## Interface dataset entries

* * * * *

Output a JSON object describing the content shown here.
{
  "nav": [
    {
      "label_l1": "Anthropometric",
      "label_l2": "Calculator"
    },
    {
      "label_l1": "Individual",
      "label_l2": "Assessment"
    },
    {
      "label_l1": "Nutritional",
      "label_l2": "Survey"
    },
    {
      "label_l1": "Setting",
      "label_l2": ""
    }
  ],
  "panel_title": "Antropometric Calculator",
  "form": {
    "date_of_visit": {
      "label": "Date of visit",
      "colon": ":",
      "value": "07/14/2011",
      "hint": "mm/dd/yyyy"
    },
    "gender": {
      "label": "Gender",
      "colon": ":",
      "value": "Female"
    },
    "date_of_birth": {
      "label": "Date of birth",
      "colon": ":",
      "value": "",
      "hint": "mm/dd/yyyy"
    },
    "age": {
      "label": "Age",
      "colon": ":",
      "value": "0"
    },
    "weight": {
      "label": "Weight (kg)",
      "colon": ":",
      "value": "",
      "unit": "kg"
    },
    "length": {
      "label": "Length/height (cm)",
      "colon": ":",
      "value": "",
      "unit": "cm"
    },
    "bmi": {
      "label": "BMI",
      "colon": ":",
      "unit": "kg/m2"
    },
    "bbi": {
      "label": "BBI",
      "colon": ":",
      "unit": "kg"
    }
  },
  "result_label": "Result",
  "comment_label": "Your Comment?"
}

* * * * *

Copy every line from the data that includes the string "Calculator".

## WORKED SOLUTION
      "label_l2": "Calculator"
  "panel_title": "Antropometric Calculator",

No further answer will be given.